Halcon Resources Corp. said Monday it was lowering its 2014 capital expenditures budget by 14%, bringing it from a previously announced $1.1 billion to approximately $950 million — most of which will be spent in the Bakken and Eagle Ford Shale plays.

Financial analysts greeted the news with little fanfare. Gordon Douthat, of Wells Fargo Securities, said the updated guidance implied greater capital efficiency at the company, but noted that with Halcon’s Bakken holdings largely de-risked and its continuing momentum in the Eagle Ford, the company will have much to prove in the year ahead.

Halcon also reaffirmed its 2014 production guidance, saying it would stand between 38,000-42,000 boe/d next year.

“We expect to fund our entire 2014 capital budget with a combination of cash flow from operations, borrowings under our credit facility and proceeds from additional non-core asset sales,” CEO Floyd C. Wilson said. “We are well positioned to deliver significant growth of reserves, production and cash flow while maintaining capital discipline. In addition, we are focused on capital efficiency and intend to achieve higher rates of return across our asset portfolio via a persistent emphasis on technological innovation.”

Halcon has struggled to gain traction in a competitive industry, working to delineate acreage in the Utica Shale, shift its focus to East Texas and de-risk its acreage in North Dakota in search of better production (see Shale Daily, Aug. 5; June 11). The company’s stock opened at $3.85/share on Monday, but was down to $3.76 in afternoon trading on the New York Stock Exchange.

In its third quarter report, Halcon said its 2014 drilling program would focus mostly on the Bakken, where it said it would average 4-5 rigs, and its El Halcon asset in East Texas, where it plans for an average of three rigs. In the Utica, the company will maintain one rig in 2014, as it did this year.

Up to $125 million will be spent on leasehold, infrastructure and other development efforts, the company said, with the rest dedicated to drilling activity.
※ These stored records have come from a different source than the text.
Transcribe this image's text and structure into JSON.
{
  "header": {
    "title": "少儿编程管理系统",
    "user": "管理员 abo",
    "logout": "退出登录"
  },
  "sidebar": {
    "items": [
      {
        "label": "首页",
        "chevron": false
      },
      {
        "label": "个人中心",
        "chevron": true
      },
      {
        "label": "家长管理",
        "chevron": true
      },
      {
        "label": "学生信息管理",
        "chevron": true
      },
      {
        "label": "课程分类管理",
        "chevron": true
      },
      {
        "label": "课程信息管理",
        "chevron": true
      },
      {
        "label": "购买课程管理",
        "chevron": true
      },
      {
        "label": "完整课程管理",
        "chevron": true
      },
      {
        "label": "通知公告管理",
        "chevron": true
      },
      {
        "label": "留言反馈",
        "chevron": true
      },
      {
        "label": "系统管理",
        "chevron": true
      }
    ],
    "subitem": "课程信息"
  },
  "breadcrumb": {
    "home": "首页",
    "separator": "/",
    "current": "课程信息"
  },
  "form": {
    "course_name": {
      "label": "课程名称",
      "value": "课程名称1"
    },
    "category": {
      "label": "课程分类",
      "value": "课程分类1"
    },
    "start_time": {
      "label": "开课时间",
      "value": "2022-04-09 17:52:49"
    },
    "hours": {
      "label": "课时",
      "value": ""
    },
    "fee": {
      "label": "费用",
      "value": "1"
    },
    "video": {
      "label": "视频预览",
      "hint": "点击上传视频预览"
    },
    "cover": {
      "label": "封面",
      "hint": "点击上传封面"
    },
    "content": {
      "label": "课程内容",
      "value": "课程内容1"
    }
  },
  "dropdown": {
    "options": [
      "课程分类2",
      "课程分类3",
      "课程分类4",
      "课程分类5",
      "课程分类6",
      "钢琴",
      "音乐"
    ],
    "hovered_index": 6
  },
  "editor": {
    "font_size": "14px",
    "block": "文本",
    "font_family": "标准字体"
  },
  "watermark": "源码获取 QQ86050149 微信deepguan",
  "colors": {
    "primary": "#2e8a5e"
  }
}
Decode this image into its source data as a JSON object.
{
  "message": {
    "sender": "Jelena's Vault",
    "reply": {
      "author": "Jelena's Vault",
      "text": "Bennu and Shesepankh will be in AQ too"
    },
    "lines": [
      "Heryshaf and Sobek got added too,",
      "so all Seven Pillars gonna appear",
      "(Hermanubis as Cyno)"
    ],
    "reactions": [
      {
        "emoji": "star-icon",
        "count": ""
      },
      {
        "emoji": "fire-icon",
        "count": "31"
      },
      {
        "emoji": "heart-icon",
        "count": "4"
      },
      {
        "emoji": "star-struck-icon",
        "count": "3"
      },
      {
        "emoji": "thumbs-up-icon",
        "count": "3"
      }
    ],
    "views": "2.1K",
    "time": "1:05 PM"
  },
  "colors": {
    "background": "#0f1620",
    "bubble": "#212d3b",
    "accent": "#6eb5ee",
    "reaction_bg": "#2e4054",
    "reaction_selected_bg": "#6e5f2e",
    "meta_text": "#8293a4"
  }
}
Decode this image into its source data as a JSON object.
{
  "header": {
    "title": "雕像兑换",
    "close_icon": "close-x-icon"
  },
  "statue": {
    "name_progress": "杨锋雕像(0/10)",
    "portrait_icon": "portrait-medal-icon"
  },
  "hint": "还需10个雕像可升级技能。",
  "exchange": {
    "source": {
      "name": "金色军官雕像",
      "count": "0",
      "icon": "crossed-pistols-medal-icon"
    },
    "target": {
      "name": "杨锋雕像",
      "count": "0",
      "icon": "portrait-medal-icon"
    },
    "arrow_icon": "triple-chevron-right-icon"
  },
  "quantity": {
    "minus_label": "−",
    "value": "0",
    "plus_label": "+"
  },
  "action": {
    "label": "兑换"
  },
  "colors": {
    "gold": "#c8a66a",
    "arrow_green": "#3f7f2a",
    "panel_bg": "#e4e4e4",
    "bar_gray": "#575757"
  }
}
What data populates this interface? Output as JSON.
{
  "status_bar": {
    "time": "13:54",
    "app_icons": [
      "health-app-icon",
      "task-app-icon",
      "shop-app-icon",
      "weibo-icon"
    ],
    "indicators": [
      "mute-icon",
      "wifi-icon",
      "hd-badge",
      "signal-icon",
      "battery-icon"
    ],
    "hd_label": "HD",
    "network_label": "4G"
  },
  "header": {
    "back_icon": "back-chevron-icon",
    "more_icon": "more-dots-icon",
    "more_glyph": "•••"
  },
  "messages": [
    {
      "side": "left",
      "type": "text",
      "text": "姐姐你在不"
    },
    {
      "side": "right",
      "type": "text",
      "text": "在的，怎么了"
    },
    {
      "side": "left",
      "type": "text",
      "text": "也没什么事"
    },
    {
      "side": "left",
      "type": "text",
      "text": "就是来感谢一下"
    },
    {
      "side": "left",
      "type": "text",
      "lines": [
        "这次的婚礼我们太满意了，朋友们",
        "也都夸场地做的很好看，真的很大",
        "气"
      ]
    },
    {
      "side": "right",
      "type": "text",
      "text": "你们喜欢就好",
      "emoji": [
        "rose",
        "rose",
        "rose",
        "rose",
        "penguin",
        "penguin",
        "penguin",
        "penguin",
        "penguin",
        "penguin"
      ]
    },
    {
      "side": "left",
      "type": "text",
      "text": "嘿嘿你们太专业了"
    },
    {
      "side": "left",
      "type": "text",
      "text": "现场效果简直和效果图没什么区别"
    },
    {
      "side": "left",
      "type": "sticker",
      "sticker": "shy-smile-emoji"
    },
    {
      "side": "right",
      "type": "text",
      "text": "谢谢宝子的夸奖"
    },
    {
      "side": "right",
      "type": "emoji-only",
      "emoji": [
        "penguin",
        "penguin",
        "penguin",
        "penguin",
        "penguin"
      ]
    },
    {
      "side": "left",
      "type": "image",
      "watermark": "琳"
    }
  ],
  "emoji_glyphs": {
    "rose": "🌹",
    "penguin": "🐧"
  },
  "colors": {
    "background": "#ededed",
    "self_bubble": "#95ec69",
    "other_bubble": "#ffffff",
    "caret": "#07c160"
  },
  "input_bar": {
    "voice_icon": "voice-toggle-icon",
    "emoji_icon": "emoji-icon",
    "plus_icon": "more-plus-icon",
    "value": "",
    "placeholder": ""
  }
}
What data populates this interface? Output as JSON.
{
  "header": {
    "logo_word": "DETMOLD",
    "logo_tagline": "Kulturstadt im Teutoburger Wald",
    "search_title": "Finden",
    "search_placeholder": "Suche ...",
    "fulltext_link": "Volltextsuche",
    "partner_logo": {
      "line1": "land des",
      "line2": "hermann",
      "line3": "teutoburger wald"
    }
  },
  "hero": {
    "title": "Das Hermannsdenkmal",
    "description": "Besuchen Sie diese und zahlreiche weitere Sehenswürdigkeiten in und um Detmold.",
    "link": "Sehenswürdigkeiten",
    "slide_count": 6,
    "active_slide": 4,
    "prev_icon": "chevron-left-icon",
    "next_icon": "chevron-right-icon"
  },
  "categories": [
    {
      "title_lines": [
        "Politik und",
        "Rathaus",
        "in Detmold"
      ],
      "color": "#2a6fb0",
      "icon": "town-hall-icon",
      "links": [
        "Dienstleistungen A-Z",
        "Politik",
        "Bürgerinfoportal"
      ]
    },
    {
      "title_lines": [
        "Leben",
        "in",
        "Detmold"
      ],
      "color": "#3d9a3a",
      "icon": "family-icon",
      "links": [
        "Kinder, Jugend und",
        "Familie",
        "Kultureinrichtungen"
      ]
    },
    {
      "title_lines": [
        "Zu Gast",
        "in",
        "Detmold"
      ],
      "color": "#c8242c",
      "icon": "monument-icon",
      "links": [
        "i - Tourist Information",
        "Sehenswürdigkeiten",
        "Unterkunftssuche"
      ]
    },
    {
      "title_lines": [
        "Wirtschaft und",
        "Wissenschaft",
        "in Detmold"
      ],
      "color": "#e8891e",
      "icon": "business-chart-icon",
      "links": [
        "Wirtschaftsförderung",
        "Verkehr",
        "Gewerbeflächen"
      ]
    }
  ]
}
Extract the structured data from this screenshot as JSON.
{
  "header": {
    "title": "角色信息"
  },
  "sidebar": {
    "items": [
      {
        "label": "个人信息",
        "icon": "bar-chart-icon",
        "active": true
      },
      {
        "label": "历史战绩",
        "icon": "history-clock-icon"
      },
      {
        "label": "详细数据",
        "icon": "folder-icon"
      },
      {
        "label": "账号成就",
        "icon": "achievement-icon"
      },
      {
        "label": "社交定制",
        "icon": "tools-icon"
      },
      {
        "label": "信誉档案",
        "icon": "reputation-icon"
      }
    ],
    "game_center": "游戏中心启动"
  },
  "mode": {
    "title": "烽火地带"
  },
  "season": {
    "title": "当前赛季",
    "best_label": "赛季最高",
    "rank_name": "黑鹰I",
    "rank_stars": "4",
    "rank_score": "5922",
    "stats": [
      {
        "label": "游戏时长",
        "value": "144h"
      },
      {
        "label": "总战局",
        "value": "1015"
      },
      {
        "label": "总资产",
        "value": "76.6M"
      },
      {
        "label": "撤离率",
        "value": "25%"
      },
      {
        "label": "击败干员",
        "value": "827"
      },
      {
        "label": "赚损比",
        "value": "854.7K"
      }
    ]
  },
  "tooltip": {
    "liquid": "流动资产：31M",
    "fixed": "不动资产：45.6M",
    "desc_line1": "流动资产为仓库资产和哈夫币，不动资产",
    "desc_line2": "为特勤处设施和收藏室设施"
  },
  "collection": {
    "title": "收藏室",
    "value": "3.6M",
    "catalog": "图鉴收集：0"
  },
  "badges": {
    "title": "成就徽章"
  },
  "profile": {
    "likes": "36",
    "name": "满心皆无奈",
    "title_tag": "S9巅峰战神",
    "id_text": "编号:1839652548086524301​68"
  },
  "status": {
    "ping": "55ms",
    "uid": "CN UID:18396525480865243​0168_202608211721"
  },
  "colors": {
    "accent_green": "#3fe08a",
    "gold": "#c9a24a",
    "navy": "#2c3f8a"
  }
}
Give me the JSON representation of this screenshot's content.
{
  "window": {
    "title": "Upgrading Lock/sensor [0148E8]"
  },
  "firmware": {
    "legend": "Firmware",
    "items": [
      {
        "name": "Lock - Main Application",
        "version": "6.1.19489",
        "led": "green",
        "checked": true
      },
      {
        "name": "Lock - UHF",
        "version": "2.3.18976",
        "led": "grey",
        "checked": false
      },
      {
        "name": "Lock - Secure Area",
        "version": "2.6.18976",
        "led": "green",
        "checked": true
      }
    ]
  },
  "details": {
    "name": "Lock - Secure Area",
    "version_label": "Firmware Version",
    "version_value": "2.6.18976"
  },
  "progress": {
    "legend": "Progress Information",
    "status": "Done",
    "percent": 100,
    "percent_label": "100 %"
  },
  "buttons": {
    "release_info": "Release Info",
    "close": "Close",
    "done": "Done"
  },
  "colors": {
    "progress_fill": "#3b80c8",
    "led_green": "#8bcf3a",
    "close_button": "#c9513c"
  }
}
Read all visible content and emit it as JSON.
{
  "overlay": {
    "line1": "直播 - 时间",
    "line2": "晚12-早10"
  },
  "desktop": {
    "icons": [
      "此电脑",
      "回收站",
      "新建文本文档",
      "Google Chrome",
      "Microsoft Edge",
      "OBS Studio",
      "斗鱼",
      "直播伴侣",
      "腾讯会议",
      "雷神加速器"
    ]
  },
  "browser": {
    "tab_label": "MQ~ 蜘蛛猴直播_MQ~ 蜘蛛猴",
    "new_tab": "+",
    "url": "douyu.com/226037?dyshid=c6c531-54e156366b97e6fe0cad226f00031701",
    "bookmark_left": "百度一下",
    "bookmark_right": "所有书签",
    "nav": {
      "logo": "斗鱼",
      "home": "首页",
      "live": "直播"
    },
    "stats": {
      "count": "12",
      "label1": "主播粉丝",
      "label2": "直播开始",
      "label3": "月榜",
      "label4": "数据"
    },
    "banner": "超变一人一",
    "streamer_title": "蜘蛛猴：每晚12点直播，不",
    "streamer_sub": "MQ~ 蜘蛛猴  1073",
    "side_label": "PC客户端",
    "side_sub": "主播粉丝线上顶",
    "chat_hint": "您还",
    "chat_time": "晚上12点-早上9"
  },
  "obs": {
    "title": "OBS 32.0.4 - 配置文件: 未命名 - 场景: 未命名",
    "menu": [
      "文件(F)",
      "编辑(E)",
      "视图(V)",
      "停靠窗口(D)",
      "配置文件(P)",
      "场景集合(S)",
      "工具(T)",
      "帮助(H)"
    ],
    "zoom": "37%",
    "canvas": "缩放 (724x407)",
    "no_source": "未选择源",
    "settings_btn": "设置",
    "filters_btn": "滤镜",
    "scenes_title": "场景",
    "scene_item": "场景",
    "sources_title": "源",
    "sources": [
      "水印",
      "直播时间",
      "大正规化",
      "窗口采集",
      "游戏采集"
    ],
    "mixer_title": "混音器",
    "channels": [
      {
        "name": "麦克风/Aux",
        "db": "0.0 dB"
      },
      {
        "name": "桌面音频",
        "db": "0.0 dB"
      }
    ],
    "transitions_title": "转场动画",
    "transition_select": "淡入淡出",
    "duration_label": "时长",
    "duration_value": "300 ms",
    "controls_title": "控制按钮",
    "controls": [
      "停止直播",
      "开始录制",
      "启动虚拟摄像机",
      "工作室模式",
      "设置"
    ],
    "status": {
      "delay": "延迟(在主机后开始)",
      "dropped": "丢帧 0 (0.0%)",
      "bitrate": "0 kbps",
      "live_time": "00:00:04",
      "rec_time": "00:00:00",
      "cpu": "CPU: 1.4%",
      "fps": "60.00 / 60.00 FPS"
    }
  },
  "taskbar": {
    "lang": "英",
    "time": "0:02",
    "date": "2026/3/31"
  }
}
Two divestitures of conventional non-core assets have already closed for the company, and when a third closes near the end of this month, Halcon said the sales will generate $300 million. The company plans to sell another $300-$400 million of non-core assets next year.